Pep Guardiola feels he will make the step into international management "sooner or later".
Guardiola guided Manchester City to the Premier League title last season, finishing with a record 100 points.
The 47-year-old former Barcelona and Bayern Munich coach was the keynote speaker in the Peers Annual Lecture at Liverpool University's Department of Modern Languages and Cultures on Wednesday afternoon.
During a wide-ranging discussion - which included his views on politics, culture and poetry as well as sport - the City boss was asked if there was anything as a manager he had not yet achieved and aspired to, such as international football.
Guardiola, who took charge of City at the start of the 2016-17 season, replied: "I would like to be an international manager in a national team.

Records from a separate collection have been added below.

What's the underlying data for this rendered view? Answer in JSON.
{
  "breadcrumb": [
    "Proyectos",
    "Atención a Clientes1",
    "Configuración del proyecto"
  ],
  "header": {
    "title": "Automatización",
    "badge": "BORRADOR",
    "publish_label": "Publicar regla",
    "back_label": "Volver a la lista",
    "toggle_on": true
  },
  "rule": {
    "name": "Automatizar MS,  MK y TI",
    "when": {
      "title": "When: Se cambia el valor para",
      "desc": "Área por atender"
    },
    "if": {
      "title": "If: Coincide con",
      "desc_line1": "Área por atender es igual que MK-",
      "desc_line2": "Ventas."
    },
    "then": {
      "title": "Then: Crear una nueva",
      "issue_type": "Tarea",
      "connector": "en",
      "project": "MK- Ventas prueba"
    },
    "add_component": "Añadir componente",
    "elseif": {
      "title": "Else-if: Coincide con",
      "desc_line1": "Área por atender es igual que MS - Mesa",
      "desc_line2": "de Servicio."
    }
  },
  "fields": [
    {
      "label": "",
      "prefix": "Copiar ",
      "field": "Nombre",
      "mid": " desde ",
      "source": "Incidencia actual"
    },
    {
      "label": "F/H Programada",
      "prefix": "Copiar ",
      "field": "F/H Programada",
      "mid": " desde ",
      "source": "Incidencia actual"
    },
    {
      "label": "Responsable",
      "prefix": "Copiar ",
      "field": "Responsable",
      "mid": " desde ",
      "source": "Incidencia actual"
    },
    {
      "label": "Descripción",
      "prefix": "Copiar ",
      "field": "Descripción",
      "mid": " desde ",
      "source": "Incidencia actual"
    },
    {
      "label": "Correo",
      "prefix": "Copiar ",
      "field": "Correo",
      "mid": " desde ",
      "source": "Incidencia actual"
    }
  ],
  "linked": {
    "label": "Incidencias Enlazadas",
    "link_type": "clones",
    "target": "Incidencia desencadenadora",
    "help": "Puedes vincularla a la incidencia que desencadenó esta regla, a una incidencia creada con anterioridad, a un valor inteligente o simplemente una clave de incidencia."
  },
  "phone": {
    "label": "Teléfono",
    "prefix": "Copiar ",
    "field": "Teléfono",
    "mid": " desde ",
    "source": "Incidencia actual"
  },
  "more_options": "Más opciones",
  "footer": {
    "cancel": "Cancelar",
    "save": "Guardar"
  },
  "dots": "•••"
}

"Sooner or later, it will happen because every three days I would like to be involved, but a little bit more calm, play more golf.... now I do not have time to play.
"So yes, sooner or later it is going to happen, if I have a chance and some international team wants to come 'knock knock' (at my door). We will see."
Guardiola also delivered success with Barcelona, winning the Champions League twice, and in Germany, with three successive Bundesliga titles for Bayern.
Asked by an audience of modern languages students for his views on how the Premier League rated to other domestic competitions, Guardiola felt England's top flight is the "most unpredictable".
"It is the toughest one, for the amount of games, for the weather and the referees saying: 'play (on), play (on), play (on)' and the competitors, there are many. It is the only country that five or six (teams) can win the Premier League," Guardiola said.
"I think it would be unfair to say (one is better overall). In Germany, there are many things that are better than here, in Spain there are things that are better than here, and here there are things which are better than the other leagues. It is the same like with culture, when you travel around, you learn a lot.
"I am a better manager than I was in Germany, and I am a better manager now than I was in Barcelona by far, just for the fact of being there.
"Now, I feel being here I am a better manager too because I learned to handle this incredible league in many circumstances.
"It is an unpredictable league, I think the most unpredictable I have been (in), with the stadiums, and the passion. When you see Match of the Day, after the highlights and all of the people when one team scores a goal, the reactions of the crowd, how crazy they are. People are laughing, screaming and hugging, that is good. We are doing a job, everybody around the world is watching us, and it is fantastic."
City look well set again this season, and will resume Premier League action two points clear at the top of the table ahead of the trip to West Ham.
Despite all of the plaudits given to his free-scoring team, who defeated rivals Manchester United 3-1 ahead of the international break for a seventh straight win in all competitions, Guardiola will keep things in perspective.
When replying to a question on the football media in the different countries where he has managed, the City boss said: "Everywhere it happens the same - when you win you are a genius, when you lose you are a disaster."